Paul Strand, 'The White Fence'

Paul Strand, 'The White Fence'

Paul Strand (1890-1976)
'The White Fence'
1916
Museum no. PH.374-1982

The Photograph

This image, taken in 1916, is a dramatic shift away from the Pictorialist photographic style that Strand had previously adopted and was still dominant at this time. Strand was breaking new ground in both subject matter and presentation. He chose the fence in order to show that an ordinary object (one which would not at that time have been considered an artistic subject) was invested with a striking aesthetic appeal. He represents the fence in sharp focus, its impact heightened by the out-of-focus buildings in the background. The power of the image suggests that Strand was declaring a new visual language for photography.
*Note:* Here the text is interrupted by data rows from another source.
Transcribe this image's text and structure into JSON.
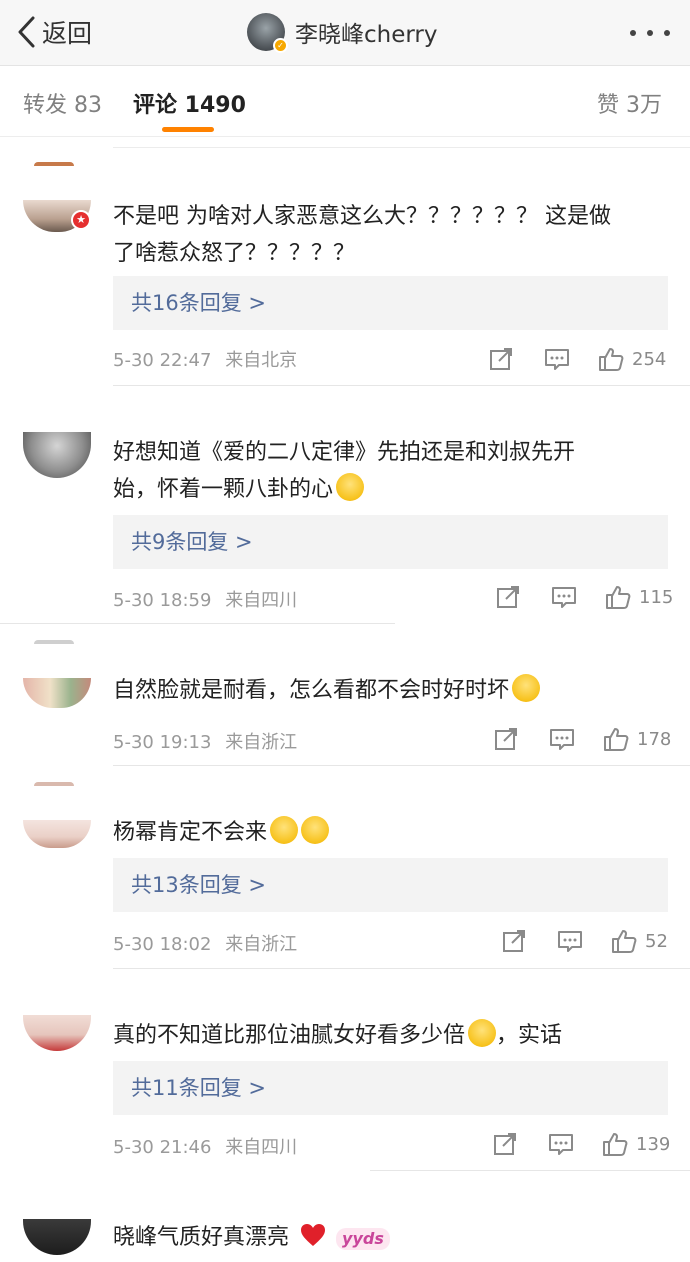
{
  "header": {
    "back_label": "返回",
    "title": "李晓峰cherry",
    "icons": [
      "chevron-left-icon",
      "verified-badge-icon",
      "more-icon"
    ]
  },
  "tabs": {
    "repost": "转发 83",
    "comments": "评论 1490",
    "likes": "赞 3万"
  },
  "colors": {
    "accent": "#ff8200",
    "link": "#526b9a",
    "muted": "#9a9a9a",
    "flag": "#e53030"
  },
  "comments": [
    {
      "text_line1": "不是吧 为啥对人家恶意这么大？？？？？？ 这是做",
      "text_line2": "了啥惹众怒了？？？？？",
      "replies": "共16条回复 >",
      "time": "5-30 22:47",
      "source": "来自北京",
      "likes": "254"
    },
    {
      "text_line1": "好想知道《爱的二八定律》先拍还是和刘叔先开",
      "text_line2": "始，怀着一颗八卦的心",
      "emoji": "hugging-face-emoji",
      "replies": "共9条回复 >",
      "time": "5-30 18:59",
      "source": "来自四川",
      "likes": "115"
    },
    {
      "text_line1": "自然脸就是耐看，怎么看都不会时好时坏",
      "emoji": "laughing-tears-emoji",
      "time": "5-30 19:13",
      "source": "来自浙江",
      "likes": "178"
    },
    {
      "text_line1": "杨幂肯定不会来",
      "emoji": "rolling-eyes-emoji",
      "replies": "共13条回复 >",
      "time": "5-30 18:02",
      "source": "来自浙江",
      "likes": "52"
    },
    {
      "text_line1": "真的不知道比那位油腻女好看多少倍",
      "text_after_emoji": "，实话",
      "emoji": "heart-eyes-emoji",
      "replies": "共11条回复 >",
      "time": "5-30 21:46",
      "source": "来自四川",
      "likes": "139"
    },
    {
      "text_line1": "晓峰气质好真漂亮",
      "emoji": "red-heart-emoji",
      "sticker_text": "yyds"
    }
  ]
}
The Photographer

Paul Strand studied photography at the Ethical Culture High School in New York and had joined the classes of Lewis Hine. It was his interest in Pictorialist photography, however, that inspired him to become a professional photographer in 1912.

In 1913-14 Strand became interested in modern art such as the work of Picasso, Brancusi and Braque, which he saw at the '291' gallery and the Armory Show in 1913. He began to explore their work and to consider how photography could respond to modern art.

His work of 1915-17 was highly experimental and marked a radical shift in the vision of photography. The photographs he produced at this time are credited as being the first abstract still lifes and brutally candid shots intended as art rather than reportage photography. He used his great technical skill to create striking images that were always sensitive to the quality and substance of the subject matter.

Stieglitz was greatly impressed by his work, gave him a show at the '291' and reproduced his work in two editions of 'Camera Work' in 1916 and 1917. Strand continued to reassess photographic subject matter and presentation throughout the late 1910s and the 1920s producing, for example, close-ups of machinery and natural forms, and 'candid' portraits.

In the 1930s most of his creative energy was devoted to cinematography, working in Mexico and the USA. He returned to still photography in 1943 and travelled to many locations including Europe (he came to live in France), Africa, and the Middle East, producing enduring images of the people, their land and its details. He died in his home in Orgeval in France in 1976.

 

This photograph can be found in Print Room Box 13a.